◆ Directions ◆
Where a line in the records below includes "icon", pull that line out.

◆ Extracted material ◆
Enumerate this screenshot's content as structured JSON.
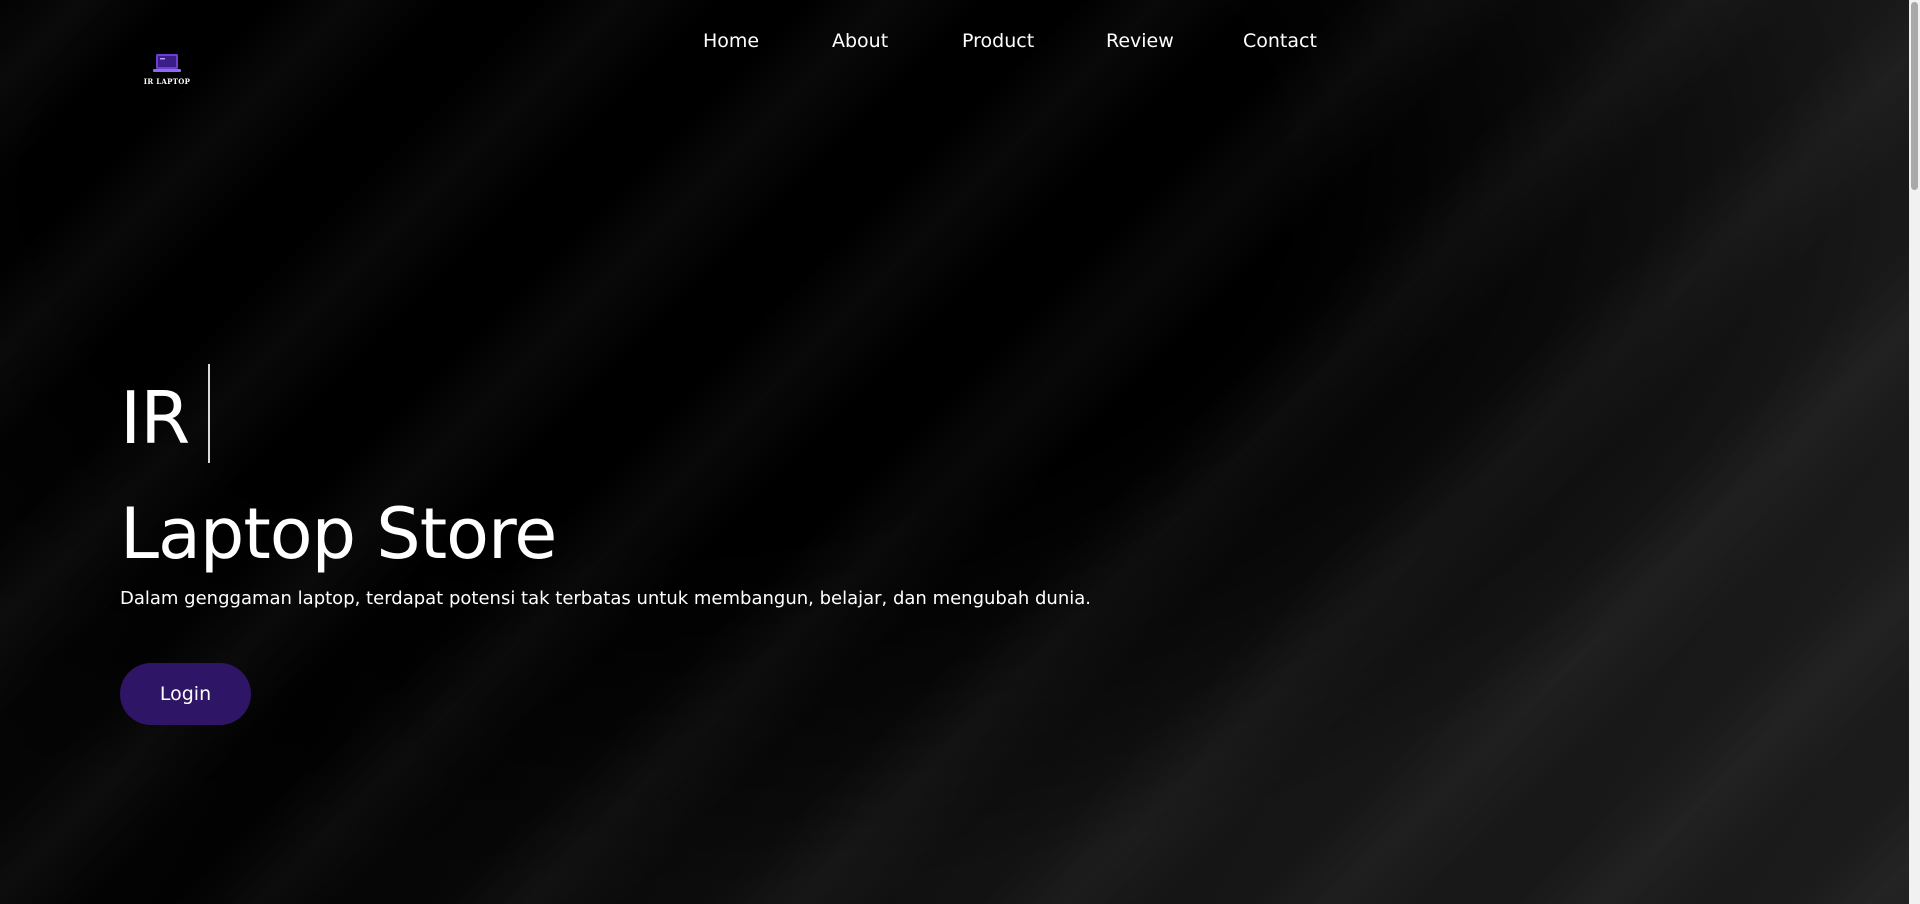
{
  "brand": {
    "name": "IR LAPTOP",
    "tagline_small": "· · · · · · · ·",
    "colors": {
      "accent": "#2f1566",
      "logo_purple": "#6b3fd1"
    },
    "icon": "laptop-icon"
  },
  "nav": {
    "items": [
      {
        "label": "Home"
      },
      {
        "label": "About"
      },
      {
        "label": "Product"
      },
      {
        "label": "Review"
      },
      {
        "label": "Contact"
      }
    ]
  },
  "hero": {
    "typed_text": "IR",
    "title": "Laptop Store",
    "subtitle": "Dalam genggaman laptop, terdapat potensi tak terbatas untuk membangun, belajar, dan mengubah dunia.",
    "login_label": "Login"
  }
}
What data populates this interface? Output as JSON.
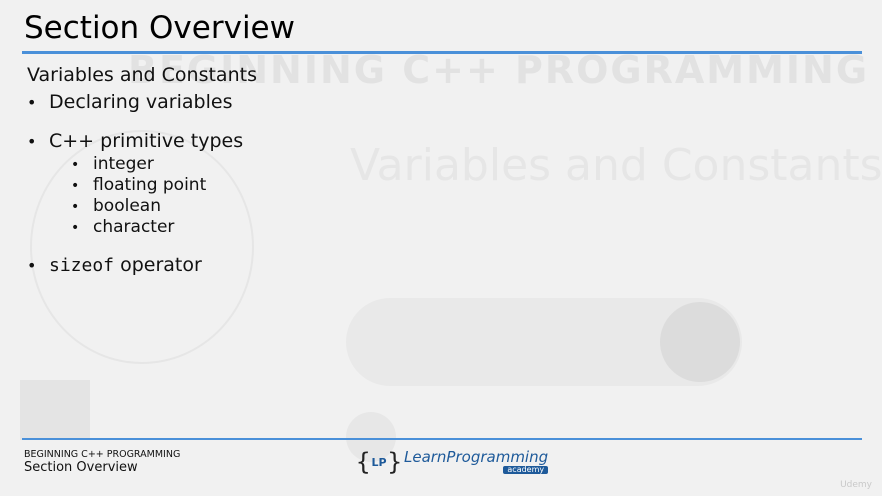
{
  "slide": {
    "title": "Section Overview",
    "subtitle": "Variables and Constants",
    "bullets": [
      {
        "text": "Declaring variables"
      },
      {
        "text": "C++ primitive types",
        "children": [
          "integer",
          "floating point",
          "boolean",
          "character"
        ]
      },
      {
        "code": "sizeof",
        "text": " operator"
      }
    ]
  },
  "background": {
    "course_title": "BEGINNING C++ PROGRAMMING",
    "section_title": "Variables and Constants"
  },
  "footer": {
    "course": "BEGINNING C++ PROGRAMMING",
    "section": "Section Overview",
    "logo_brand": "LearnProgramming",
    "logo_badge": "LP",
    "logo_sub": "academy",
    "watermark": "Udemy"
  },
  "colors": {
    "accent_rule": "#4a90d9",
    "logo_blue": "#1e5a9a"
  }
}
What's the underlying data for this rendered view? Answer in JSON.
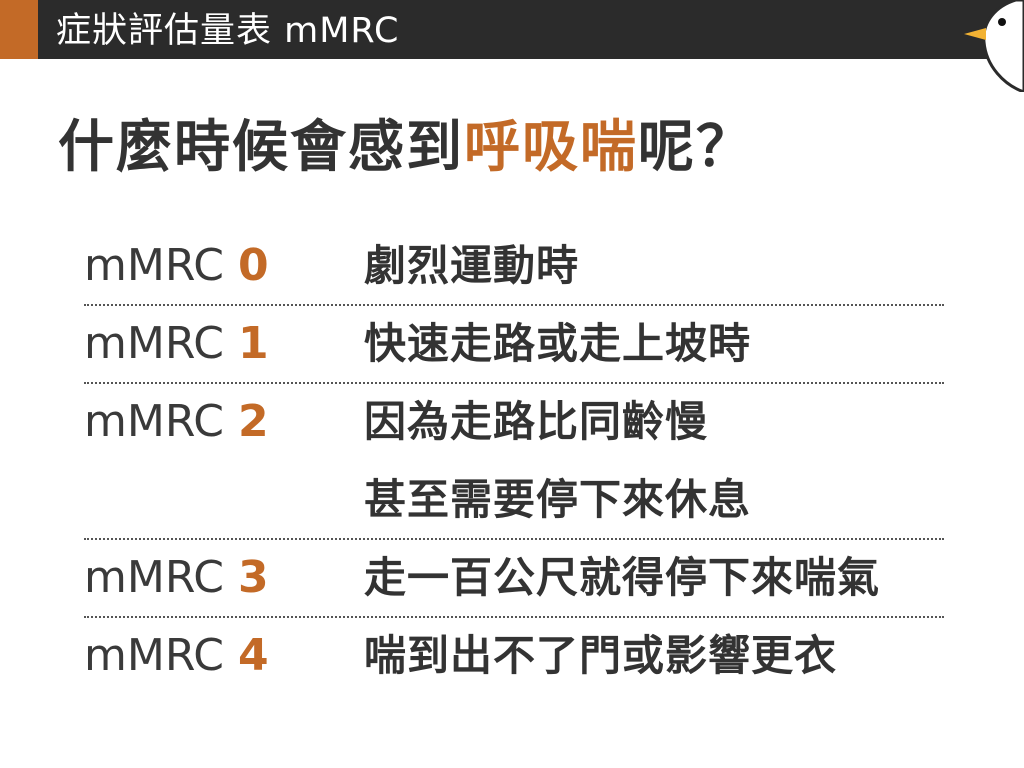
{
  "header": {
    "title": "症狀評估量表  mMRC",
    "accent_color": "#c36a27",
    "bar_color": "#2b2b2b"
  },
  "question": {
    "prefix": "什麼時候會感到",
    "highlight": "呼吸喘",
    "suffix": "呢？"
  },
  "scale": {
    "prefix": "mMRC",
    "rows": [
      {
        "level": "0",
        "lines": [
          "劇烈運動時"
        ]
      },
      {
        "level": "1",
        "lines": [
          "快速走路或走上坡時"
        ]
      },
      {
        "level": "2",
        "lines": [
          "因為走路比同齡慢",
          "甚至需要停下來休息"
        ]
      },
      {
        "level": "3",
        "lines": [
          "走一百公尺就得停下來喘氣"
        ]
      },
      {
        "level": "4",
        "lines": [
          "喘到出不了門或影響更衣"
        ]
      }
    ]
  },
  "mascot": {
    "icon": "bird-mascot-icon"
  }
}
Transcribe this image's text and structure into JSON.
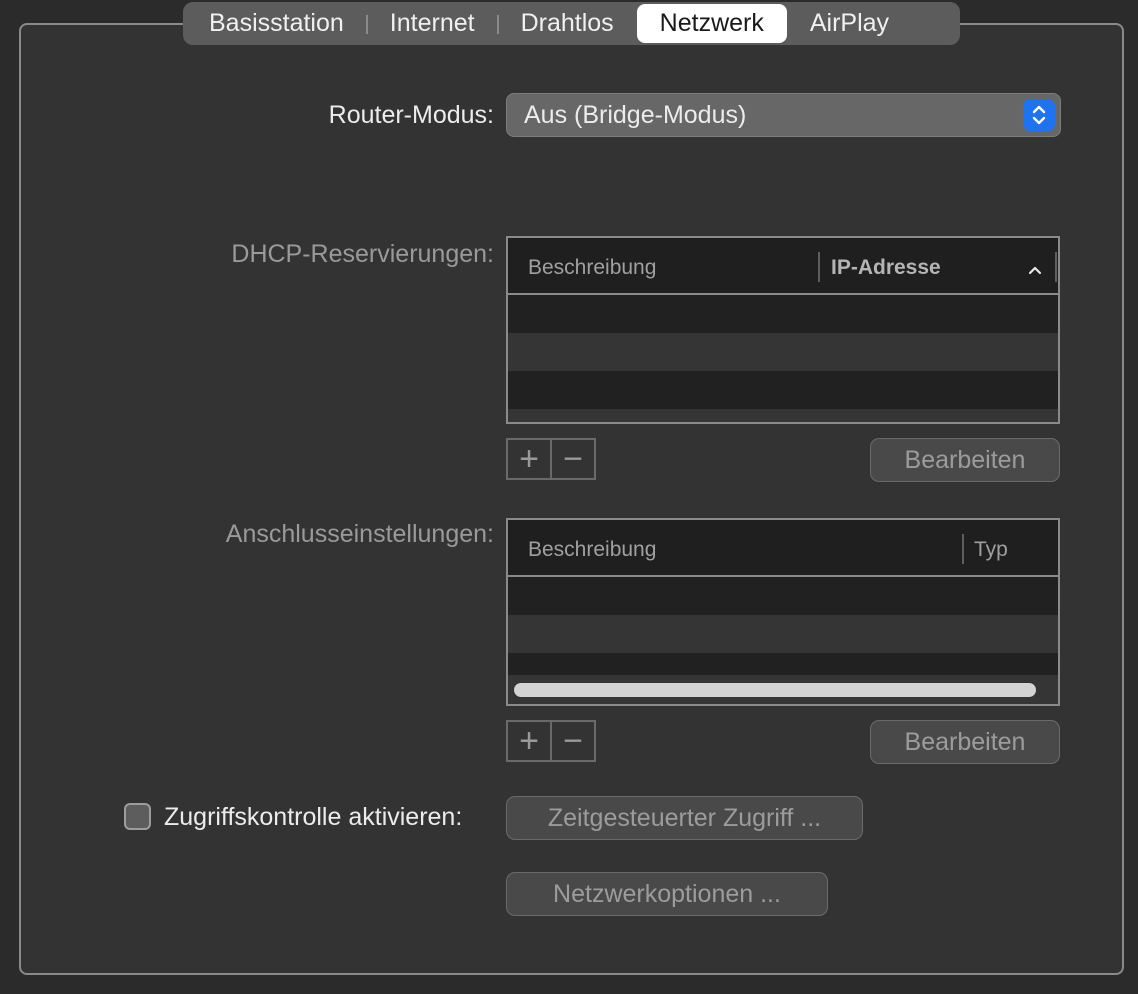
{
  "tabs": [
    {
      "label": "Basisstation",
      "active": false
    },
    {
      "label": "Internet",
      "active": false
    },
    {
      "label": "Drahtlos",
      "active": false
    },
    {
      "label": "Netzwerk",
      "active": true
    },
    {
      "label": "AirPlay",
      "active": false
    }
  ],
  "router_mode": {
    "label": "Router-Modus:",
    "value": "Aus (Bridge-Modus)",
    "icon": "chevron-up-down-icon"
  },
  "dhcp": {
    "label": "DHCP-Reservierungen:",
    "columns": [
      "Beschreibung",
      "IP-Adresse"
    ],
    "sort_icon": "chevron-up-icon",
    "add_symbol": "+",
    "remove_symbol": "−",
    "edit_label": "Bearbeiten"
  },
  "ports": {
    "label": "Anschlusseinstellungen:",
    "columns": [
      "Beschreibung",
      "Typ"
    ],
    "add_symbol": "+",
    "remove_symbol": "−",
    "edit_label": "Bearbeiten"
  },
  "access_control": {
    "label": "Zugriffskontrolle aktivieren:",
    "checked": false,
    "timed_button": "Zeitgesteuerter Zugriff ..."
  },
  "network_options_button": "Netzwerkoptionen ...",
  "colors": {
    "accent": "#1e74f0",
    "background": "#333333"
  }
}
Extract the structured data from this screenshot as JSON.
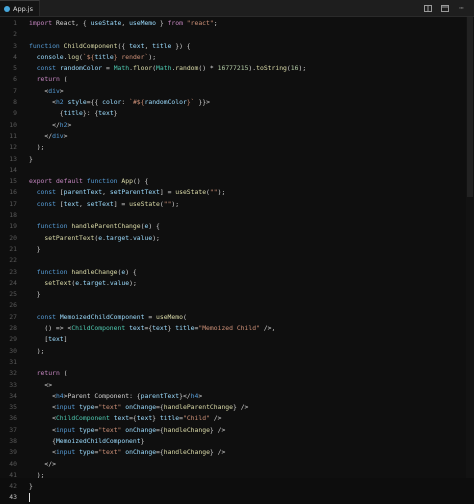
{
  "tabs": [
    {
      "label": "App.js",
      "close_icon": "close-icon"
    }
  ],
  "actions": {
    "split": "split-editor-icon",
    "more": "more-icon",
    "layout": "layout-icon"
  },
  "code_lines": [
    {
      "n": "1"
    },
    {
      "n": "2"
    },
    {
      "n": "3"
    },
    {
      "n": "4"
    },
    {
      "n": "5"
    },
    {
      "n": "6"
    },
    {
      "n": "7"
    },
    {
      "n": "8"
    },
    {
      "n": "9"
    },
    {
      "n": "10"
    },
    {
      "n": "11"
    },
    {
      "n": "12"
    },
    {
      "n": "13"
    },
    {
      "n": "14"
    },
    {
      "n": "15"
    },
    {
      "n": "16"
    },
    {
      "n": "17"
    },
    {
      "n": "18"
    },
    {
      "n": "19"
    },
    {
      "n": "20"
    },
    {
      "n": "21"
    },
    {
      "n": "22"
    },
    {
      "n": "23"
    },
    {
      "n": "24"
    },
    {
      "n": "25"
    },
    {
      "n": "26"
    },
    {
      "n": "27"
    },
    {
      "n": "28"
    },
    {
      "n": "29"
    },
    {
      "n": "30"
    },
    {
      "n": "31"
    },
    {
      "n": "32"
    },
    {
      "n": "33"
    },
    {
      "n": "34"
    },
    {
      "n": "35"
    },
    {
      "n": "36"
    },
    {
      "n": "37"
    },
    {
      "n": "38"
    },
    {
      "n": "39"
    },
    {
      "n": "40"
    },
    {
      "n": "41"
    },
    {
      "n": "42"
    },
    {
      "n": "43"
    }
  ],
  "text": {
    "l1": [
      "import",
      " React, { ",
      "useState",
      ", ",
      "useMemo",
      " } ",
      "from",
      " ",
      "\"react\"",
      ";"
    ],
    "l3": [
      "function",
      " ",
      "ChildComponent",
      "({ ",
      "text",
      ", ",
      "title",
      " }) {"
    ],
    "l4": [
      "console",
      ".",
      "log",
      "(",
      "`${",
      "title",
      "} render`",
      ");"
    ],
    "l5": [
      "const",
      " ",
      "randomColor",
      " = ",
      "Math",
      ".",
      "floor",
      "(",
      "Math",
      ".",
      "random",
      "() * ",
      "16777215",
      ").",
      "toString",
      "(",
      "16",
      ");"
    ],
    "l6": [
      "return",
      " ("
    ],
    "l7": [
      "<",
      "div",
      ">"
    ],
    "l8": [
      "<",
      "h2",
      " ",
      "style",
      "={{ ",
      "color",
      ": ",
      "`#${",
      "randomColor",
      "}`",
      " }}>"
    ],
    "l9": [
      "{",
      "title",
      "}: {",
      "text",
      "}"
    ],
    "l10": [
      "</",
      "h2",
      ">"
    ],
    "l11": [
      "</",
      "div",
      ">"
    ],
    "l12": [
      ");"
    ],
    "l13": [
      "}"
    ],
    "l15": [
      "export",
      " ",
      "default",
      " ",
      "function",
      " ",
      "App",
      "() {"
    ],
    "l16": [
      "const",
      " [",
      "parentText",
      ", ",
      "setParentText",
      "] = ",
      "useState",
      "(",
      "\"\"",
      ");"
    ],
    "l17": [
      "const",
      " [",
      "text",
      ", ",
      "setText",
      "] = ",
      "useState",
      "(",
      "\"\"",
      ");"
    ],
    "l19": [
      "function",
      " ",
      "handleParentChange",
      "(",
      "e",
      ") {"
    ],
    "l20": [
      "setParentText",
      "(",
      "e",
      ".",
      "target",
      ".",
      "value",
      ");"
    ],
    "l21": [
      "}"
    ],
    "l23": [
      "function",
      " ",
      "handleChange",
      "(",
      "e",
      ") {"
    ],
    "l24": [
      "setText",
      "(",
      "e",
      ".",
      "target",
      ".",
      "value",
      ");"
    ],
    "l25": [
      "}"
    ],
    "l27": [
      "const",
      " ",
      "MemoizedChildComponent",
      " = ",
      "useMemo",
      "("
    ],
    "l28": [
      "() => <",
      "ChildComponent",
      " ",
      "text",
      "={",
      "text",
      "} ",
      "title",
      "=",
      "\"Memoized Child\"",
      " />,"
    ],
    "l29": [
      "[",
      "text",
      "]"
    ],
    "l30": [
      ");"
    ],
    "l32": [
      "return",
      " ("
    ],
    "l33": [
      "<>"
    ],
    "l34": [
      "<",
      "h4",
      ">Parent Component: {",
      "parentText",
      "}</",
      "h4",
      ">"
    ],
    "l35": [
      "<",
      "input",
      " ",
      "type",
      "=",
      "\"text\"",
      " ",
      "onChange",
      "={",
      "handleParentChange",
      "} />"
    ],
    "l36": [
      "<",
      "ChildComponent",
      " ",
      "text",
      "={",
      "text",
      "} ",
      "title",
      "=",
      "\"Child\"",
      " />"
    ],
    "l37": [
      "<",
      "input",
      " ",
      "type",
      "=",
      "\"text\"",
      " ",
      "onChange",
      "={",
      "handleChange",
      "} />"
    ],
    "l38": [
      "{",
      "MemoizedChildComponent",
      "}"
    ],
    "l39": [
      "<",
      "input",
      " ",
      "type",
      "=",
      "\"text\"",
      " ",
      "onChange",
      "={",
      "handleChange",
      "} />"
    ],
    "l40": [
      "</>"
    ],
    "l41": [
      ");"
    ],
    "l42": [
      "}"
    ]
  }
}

◆ Result for this task ◆
    "icon": "laptop-icon"
    "icon": "bird-mascot-icon"
    "icon": "chevron-up-down-icon"
    "sort_icon": "chevron-up-icon",
      "close_icon": "close-icon"
    "split": "split-editor-icon",
    "more": "more-icon",
    "layout": "layout-icon"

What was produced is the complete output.